* Task brief
Give the data below again exactly as it stands. Omit the pictures.

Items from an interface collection
+ + + + +

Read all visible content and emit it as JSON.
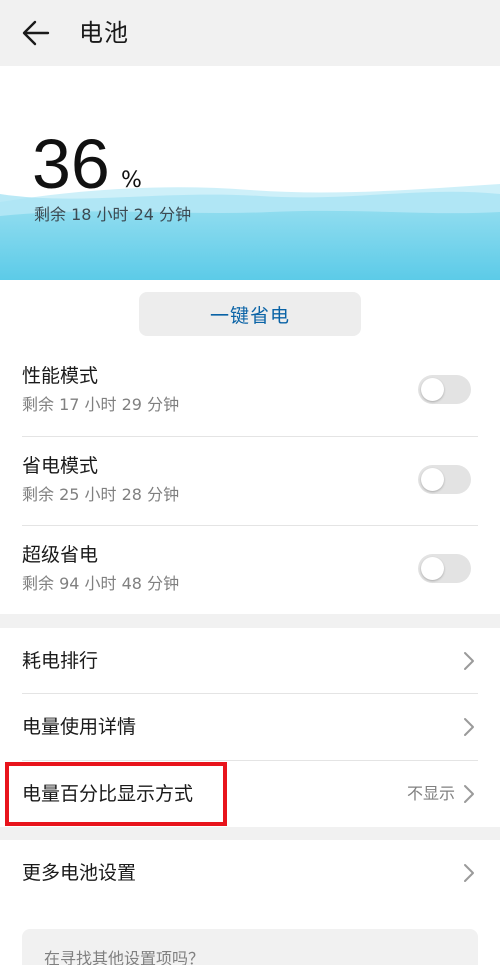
{
  "header": {
    "title": "电池",
    "back_icon": "arrow-left-icon"
  },
  "battery": {
    "percent": "36",
    "percent_sign": "%",
    "remaining": "剩余 18 小时 24 分钟"
  },
  "one_tap_save": {
    "label": "一键省电"
  },
  "modes": [
    {
      "title": "性能模式",
      "subtitle": "剩余 17 小时 29 分钟",
      "enabled": false
    },
    {
      "title": "省电模式",
      "subtitle": "剩余 25 小时 28 分钟",
      "enabled": false
    },
    {
      "title": "超级省电",
      "subtitle": "剩余 94 小时 48 分钟",
      "enabled": false
    }
  ],
  "list": [
    {
      "label": "耗电排行",
      "value": ""
    },
    {
      "label": "电量使用详情",
      "value": ""
    },
    {
      "label": "电量百分比显示方式",
      "value": "不显示"
    }
  ],
  "more": {
    "label": "更多电池设置"
  },
  "suggestion": {
    "text": "在寻找其他设置项吗？"
  },
  "colors": {
    "accent": "#0a63a6",
    "wave": "#5ccbe8",
    "highlight": "#e8141c"
  }
}
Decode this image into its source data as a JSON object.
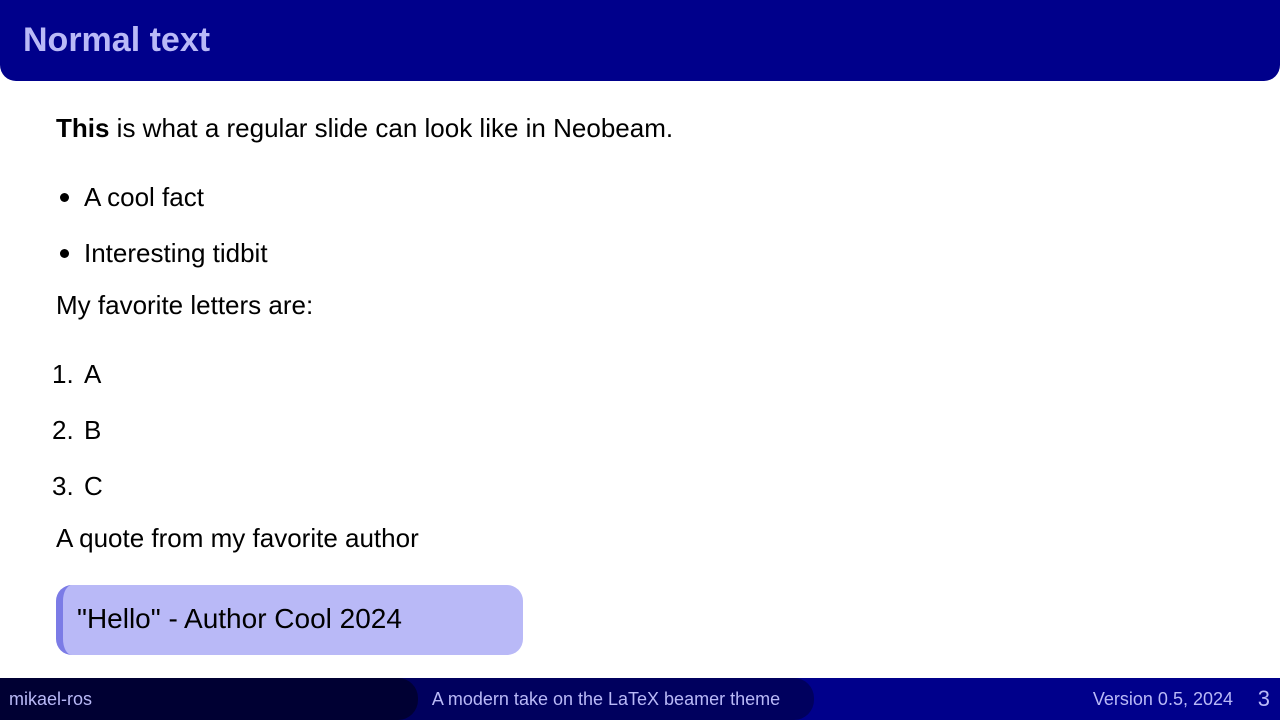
{
  "slide": {
    "title": "Normal text",
    "intro_bold": "This",
    "intro_rest": " is what a regular slide can look like in Neobeam.",
    "bullets": [
      "A cool fact",
      "Interesting tidbit"
    ],
    "letters_label": "My favorite letters are:",
    "letters": [
      {
        "n": "1.",
        "v": "A"
      },
      {
        "n": "2.",
        "v": "B"
      },
      {
        "n": "3.",
        "v": "C"
      }
    ],
    "quote_label": "A quote from my favorite author",
    "quote": "\"Hello\" - Author Cool 2024"
  },
  "footer": {
    "author": "mikael-ros",
    "subtitle": "A modern take on the LaTeX beamer theme",
    "version": "Version 0.5, 2024",
    "page": "3"
  },
  "colors": {
    "header_bg": "#00008b",
    "title_text": "#b9b9f7",
    "quote_bg": "#b9b9f7",
    "quote_accent": "#7b7be6"
  }
}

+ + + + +

* The completed task
Read all visible content and emit it as JSON.
{
  "header": {
    "title": "电池",
    "back_icon": "arrow-left-icon"
  },
  "battery": {
    "percent": "36",
    "percent_sign": "%",
    "remaining": "剩余 18 小时 24 分钟"
  },
  "one_tap_save": {
    "label": "一键省电"
  },
  "modes": [
    {
      "title": "性能模式",
      "subtitle": "剩余 17 小时 29 分钟",
      "enabled": false
    },
    {
      "title": "省电模式",
      "subtitle": "剩余 25 小时 28 分钟",
      "enabled": false
    },
    {
      "title": "超级省电",
      "subtitle": "剩余 94 小时 48 分钟",
      "enabled": false
    }
  ],
  "list": [
    {
      "label": "耗电排行",
      "value": ""
    },
    {
      "label": "电量使用详情",
      "value": ""
    },
    {
      "label": "电量百分比显示方式",
      "value": "不显示"
    }
  ],
  "more": {
    "label": "更多电池设置"
  },
  "suggestion": {
    "text": "在寻找其他设置项吗？"
  },
  "colors": {
    "accent": "#0a63a6",
    "wave": "#5ccbe8",
    "highlight": "#e8141c"
  }
}
Decode this image into its source data as a JSON object.
{
  "slide": {
    "title": "Normal text",
    "intro_bold": "This",
    "intro_rest": " is what a regular slide can look like in Neobeam.",
    "bullets": [
      "A cool fact",
      "Interesting tidbit"
    ],
    "letters_label": "My favorite letters are:",
    "letters": [
      {
        "n": "1.",
        "v": "A"
      },
      {
        "n": "2.",
        "v": "B"
      },
      {
        "n": "3.",
        "v": "C"
      }
    ],
    "quote_label": "A quote from my favorite author",
    "quote": "\"Hello\" - Author Cool 2024"
  },
  "footer": {
    "author": "mikael-ros",
    "subtitle": "A modern take on the LaTeX beamer theme",
    "version": "Version 0.5, 2024",
    "page": "3"
  },
  "colors": {
    "header_bg": "#00008b",
    "title_text": "#b9b9f7",
    "quote_bg": "#b9b9f7",
    "quote_accent": "#7b7be6"
  }
}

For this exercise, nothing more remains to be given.